The Five Year Plan
We have all been guilty of reading more than our fair share of ‘fluff’ during this time of quarantine, and thank goodness. Sometimes you need something lighter to get you over the reading slump that often accompanies such uncertain times. The Five Year Plan by Carla Burgess definitely fits that bill – the characters are likable, but flawed, the meet cute is charming, and the will-they-or-won’t-they factor is intriguing. But while the beginning seems to churn with potential, the middle flags and the ending feels a bit rushed to feel like a true payoff.
As our story opens, we meet Orla, a successful journalist living in London and finally landing her dream job at a national newspaper. But she is still haunted by the one that got away, namely, one Aiden Byrne, wildlife photographer and environmentalist. So when a personal invitation arrives at her desk to attend the opening of his show, she is torn. What if she still has all those feelings? Deciding professionalism should win out, she decides to attend (looking drop-dead gorgeous, just in case). The minute their eyes lock, she is thrust right back into the love she felt for this wild soul only five years before. She races out of the building before he can corner her with more uncomfortable silences and sidelong glances. But as she lands safely on the Tube on the way home – bam! – there he is. Out of breath, and right next to her. No escape now.
At this juicy plot twist, the author then thrusts us backwards in time, to when our two lovers first met. Orla is just a cub reporter at a local newspaper in a small town, and Aiden is the first story she will be able to write on her own. Aiden is living out of a tent photographing local otters. On her way down to the riverbank, she injures herself, which inadvertently allows this hunky free spirit into her life.

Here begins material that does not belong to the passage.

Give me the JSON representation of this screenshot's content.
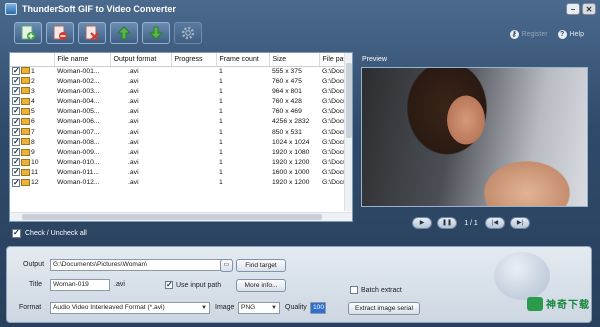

There is much time spent on whether friends can be lovers without strings, and the importance of Orla pursuing her five year plan of making it big and moving to London, which tends to slow down the pace. And when they do get together, we’re given very little detail, and very little time to enjoy their happiness, which makes it harder to invest in them getting back together later on. The author is going for a second-chance romance, but spends so long on the first time that it doesn’t matter as much when we get to the second.
Orla and Aiden have an easy friendship and chemistry and that makes it impossible not to love them. She is impish but determined, he is untamed yet gentle. Their conversations and even their disputes are charming and witty, but often too drawn out. Like Hamlet, I kept thinking “The Lady doth protest too much.” And then when we – finally – get to the HEA, it seems like a let-down because the author immediately fast forwards us five more years into the future.
Overall, I liked The Five Year Plan, but not enough get giddy about it. Still, you could do much worse than kill a few hours with these two, and if you love the outdoors, the sub-plots about enjoying nature and protecting its future will appeal to you. It’s the perfect kind of book you can take with you to the beach and pick up and put down at your leisure, but not squirm about wanting to know what comes next.